As you may have inferred, RockCards walk with pointy-toed boots on the metal side of the road. Bon Jovi is as soft as these cards get. There are individual cards of people like Brad Whitford, who is known to guitar geeks and unconcussed headbangers as a major contributor to the Aerosmith sound, but is just another over-age, Aqua-Netted reprobate to the rest of the world. Brockum included a few foil cards and autographs for the occasional collector who happened by, but they did it with the same sort of enthusiasm displayed by Peter Frampton in Sgt. Pepper's Lonely Hearts Club Band.

RockCards, then, were a hardcore trading card for hardcore hard-rock fans, which was as misguided a notion as giving Steve Jobs an IBM Selectric for his birthday. Their demise was as swift as it was expected.

Pro Set took a different tack for its 1991 run at music-card global domination – but this was SOP for the Lud Denny Band, whose path to the market often ran through Kyrgyzstan.

Its massive (350-plus-card) Super Star MusicCards set included hard rockers (Zakk Wylde), one-hit wonders (Alannah Myles), no-hit blunders (The Party), classics (The Doors, John Lennon, Jimi Hendrix) and legit legends (Madonna, Janet Jackson) – their promo photos, anyway – wedged between fuchsia trapezoids and backed with the usual blather, all laid out on a leopard-skin background.

Paula Abdul and fuchsia trapezoids and leopard-skin card backs? Rrrrrowwwwrrrrrr.

For extra texture each pack included a scratch-and-win card (top prize: a trip to swingin’ London) and a handful of Pro Set Points, which could be collected and collected and collected to no apparent effect. You couldn’t even get a Puck bar in the deal.

Unbowed by the lukewarm reception to MusicCards, Pro Set attacked the market the next year with a smaller (150-card) set of Yo! MTV Raps cards.

As part of Pro Set’s attempt to make MusicCards the Standard Rock-‘n’-Roll Trading Card of the World (in the same way that its Flopps cards were the Standard Witless Baseball Parody Trading Card of the World), Yo! MTV Raps are a chip off the Super Stars block o’ rock. The design’s practically the same – maybe a little more gigantic-clock-around-the-neck, but hardly enough to notice – and the backs display the same attention to the press kit … I mean, the same attention to detail. Muckraking, they’re not.

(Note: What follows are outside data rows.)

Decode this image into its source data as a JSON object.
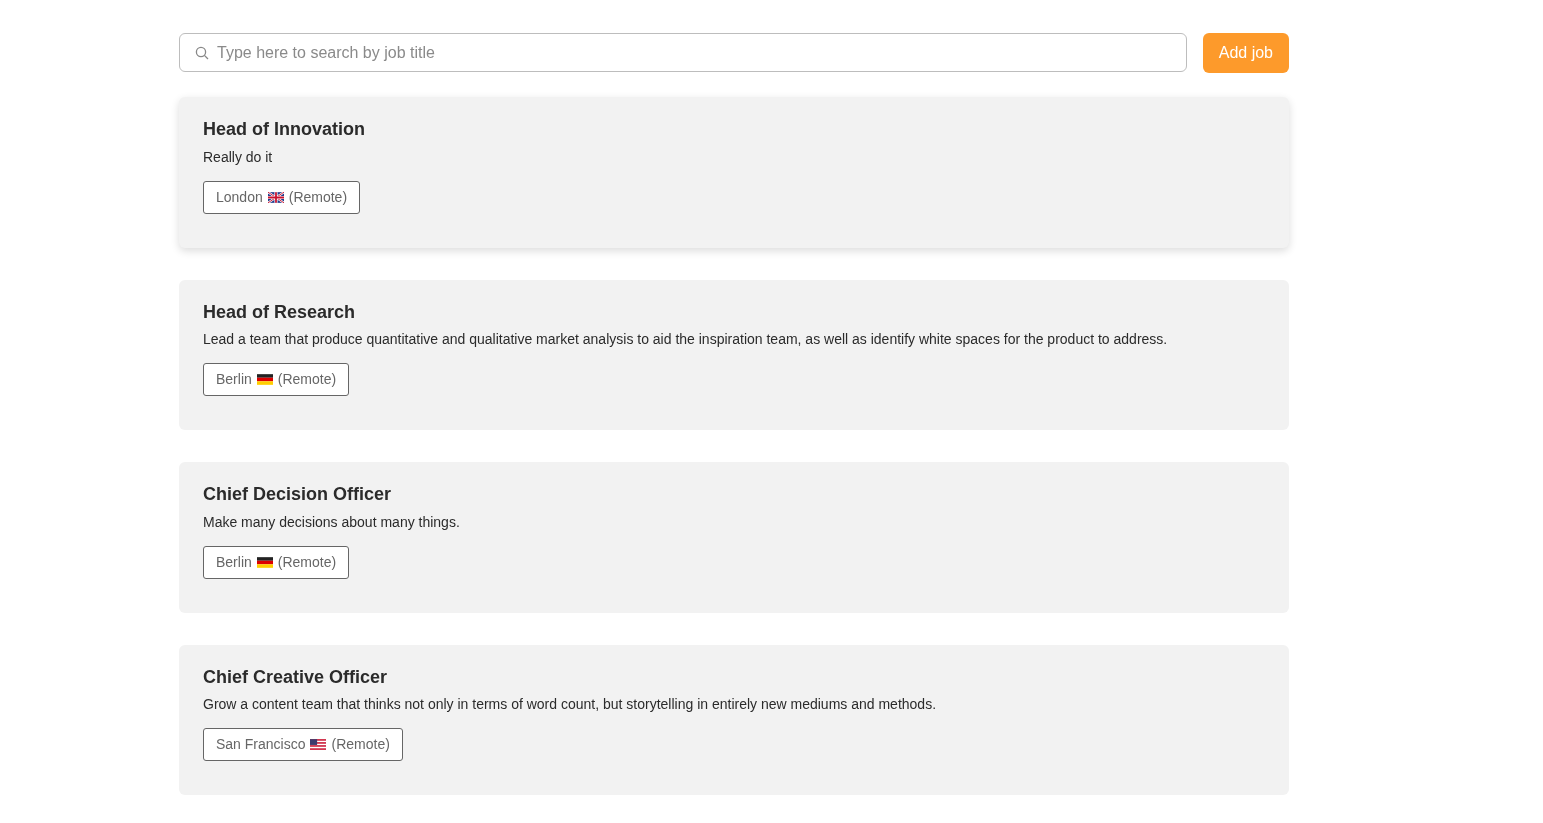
{
  "search": {
    "placeholder": "Type here to search by job title"
  },
  "add_button": "Add job",
  "jobs": [
    {
      "title": "Head of Innovation",
      "description": "Really do it",
      "location": "London",
      "kind": "gb",
      "remote": "(Remote)",
      "raised": true
    },
    {
      "title": "Head of Research",
      "description": "Lead a team that produce quantitative and qualitative market analysis to aid the inspiration team, as well as identify white spaces for the product to address.",
      "location": "Berlin",
      "kind": "de",
      "remote": "(Remote)",
      "raised": false
    },
    {
      "title": "Chief Decision Officer",
      "description": "Make many decisions about many things.",
      "location": "Berlin",
      "kind": "de",
      "remote": "(Remote)",
      "raised": false
    },
    {
      "title": "Chief Creative Officer",
      "description": "Grow a content team that thinks not only in terms of word count, but storytelling in entirely new mediums and methods.",
      "location": "San Francisco",
      "kind": "us",
      "remote": "(Remote)",
      "raised": false
    }
  ]
}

Call me an old softie, but I’m not as repulsed by Yo! MTV Raps cards because they actually document a fascinating period in music history – and by that, I’m not referring to the period when people thought Vanilla Ice had talent. I’m talking about the time when rap went mainstream, powered by Mr. Ice and Mr. Hammer, and the genre was also at a creative peak, thanks to less acclaimed groups like Bell Biv Devoe and the Digital Underground in addition to the critical powerhouses Public Enemy and the Beastie Boys.

Are trading cards the ultimate means of documenting this period? I prefer It Takes A Nation Of Millions To Hold Us Back myself. But at the going rate for Yo! MTV Raps cards (approximately a nickel a gross) it’s tough to say no to the cardboard.

Teenybopper-pop-hero cards will always have a place in the lexicon. Drop by Target and check out the Panini Justin Bieber set for proof. But please, Mr. Panini: Leave rock ‘n’ roll to the sweaty bars and soundstages. You’ll both be better for it.